If the Devil were trapped and asked you to set him free, would you do it? Of course not, you reply.
We all like to think we would. But if you’re a Twilight Zone fan, and you’ve watched the classic episode “The Howling Man,” you may not be so sure. Get too cocky, and you could wind up sprawled on the floor, watching him escape through the nearest window.
That was Mr. Ellington’s fate. He didn’t believe Brother Jerome, who insisted that the prisoner was a liar. He probably thought, like any of us would, that he was too smart to be deceived.
So what did he do wrong? Having watched the episode
more than a dozen times once or twice, I think I know. And I have Marc Scott Zicree to thank for it. Read the rest of this entry
If someone asked you to describe The Twilight Zone, what would you say?
Rod Serling was asked that many times over the years, and he gave many interesting answers. Here’s one from a five-minute sales pitch that he filmed when The Twilight Zone was set to debut there:
To give you a very specific kind of working idea of what we mean by “Twilight Zone”, you might say that a man is on top of a burning building. Now there are certain ways he can get off that building — he can use a fire escape, a ladder, he might even be picked up by a helicopter. But in the Twilight Zone, he flies.
This is the so-called dimension of imagination, a literary device known by the English writer Coleridge as the “willing suspension of disbelief”. The things you see, you know may not happen. But at the time you see them on this program, you’ll believe that they do happen. This is the Twilight Zone.
What would The Twilight Zone be without its twist endings? Still one of the most well-written, thoughtful series that ever aired, of course! But Rod Serling and company obviously made their points more effectively by using irony and surprise.
So I always try to give spoiler warnings when I write about the endings to certain episodes. I know — it’s a legendary series that debuted over 50 years ago, so who doesn’t know how they end?
Actually, a lot of people. Think about it — new fans are born all the time. I came along well after “Psycho” was a new movie, but I would have enjoyed seeing it without the ending spoiled. It must have been fun to see it when you didn’t know.
All of which is a slightly long-winded way of saying “spoiler alert”! Especially because I want to discuss, briefly, the ending to “The New Exhibit”, which aired during TZ’s lesser-known 4th season (the one with the hour-long episodes) — and ask you to vote on it. Read the rest of this entry
Ever been asked to name a famous individual from history that you’d want to have dinner with? I’m sure you won’t be surprised to learn that Rod Serling tops my list.
You can imagine the questions I’d have for him. I doubt one meal would give us enough time to cover everything I want to know.
Somewhere on the list of topics would be his opinion of what I do on social media to spotlight his work. Does he like it? Am I presenting it well? What can I do to improve it?

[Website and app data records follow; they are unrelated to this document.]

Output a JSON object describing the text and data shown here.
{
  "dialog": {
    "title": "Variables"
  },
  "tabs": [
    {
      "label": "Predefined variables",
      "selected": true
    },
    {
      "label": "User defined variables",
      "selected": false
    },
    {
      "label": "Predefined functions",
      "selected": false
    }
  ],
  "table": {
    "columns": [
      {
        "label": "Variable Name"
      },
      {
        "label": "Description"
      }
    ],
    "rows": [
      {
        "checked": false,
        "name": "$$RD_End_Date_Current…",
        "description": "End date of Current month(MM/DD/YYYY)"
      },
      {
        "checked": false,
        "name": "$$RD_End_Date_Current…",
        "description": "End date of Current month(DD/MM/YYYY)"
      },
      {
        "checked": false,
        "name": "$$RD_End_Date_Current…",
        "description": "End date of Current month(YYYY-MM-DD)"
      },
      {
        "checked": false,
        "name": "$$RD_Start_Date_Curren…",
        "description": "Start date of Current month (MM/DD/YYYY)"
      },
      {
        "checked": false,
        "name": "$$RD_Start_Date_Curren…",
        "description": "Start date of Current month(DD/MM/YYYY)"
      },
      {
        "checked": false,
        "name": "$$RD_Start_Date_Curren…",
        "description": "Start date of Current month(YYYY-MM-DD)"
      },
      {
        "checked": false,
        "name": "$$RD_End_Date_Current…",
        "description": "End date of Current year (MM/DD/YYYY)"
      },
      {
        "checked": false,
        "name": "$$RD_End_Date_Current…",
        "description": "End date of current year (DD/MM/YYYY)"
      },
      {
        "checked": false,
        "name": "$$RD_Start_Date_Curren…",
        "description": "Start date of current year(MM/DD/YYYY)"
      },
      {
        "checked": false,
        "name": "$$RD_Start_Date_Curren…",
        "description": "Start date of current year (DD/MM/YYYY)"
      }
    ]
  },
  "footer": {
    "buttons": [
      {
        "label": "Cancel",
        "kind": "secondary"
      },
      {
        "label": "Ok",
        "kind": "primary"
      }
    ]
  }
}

Sadly, of course, I can’t know what he thinks. He’s been gone for over 40 years. But I have something that’s almost as good — a special book with an inscription that always makes me smile. Read the rest of this entry

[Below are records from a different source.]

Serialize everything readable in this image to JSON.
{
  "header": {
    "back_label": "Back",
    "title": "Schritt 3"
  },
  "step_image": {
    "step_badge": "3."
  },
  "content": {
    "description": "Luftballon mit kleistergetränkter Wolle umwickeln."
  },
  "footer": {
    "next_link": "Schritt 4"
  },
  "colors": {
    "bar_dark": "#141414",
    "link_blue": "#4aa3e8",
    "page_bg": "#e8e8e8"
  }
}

How could I not have started my series of posts reviewing Serling’s Twilight Zone adaptations with “Time Enough at Last”?
We’re talking about a huge fan favorite — one that is arguably the most well-known episode. It’s also the first non-Serling tale that aired, after seven originals opened the series in the fall of 1959.

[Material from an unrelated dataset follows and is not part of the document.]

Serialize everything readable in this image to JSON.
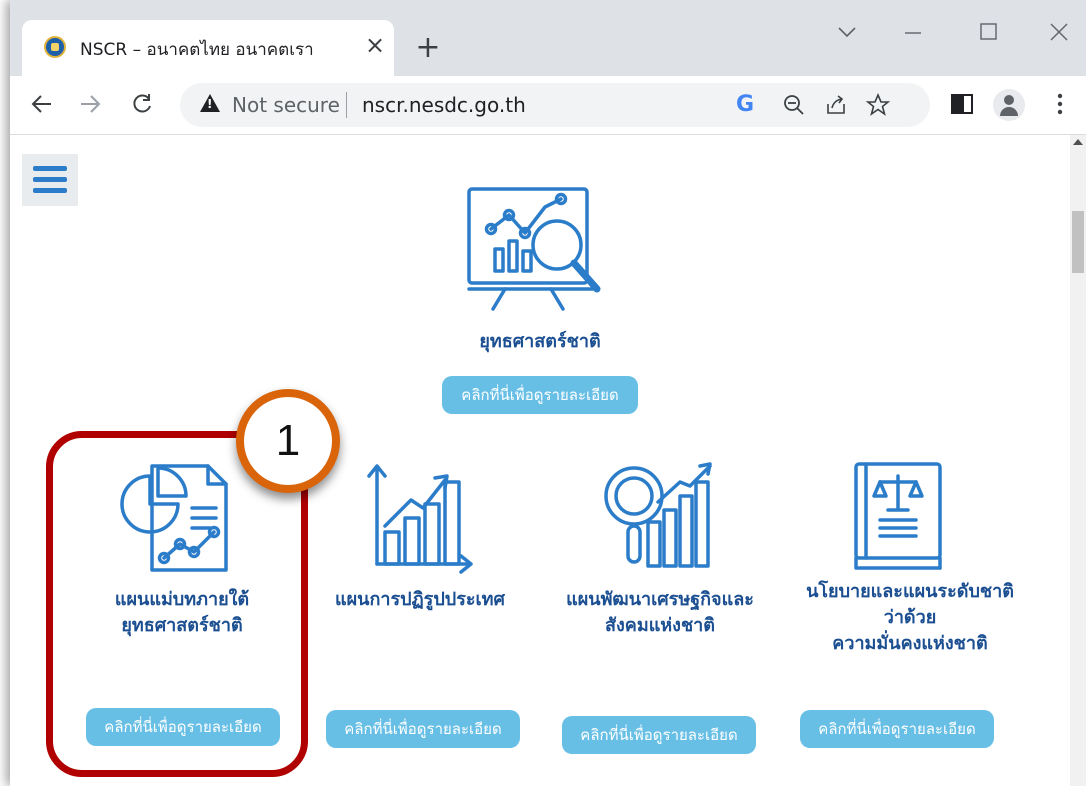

I guess I was too intrigued to chronicle what Serling had done to stories by such legendary TZ scribes as Richard Matheson and George Clayton Johnson. His changes there amounted to a complete overhaul. And it was fun to examine the remarkable work he did to bring Damon Knight’s “To Serve Man” to the screen.
But before he turned to those scripts, he choose to adapt Lynn Venable’s short story about a poor man who … well, as she put it: Read the rest of this entry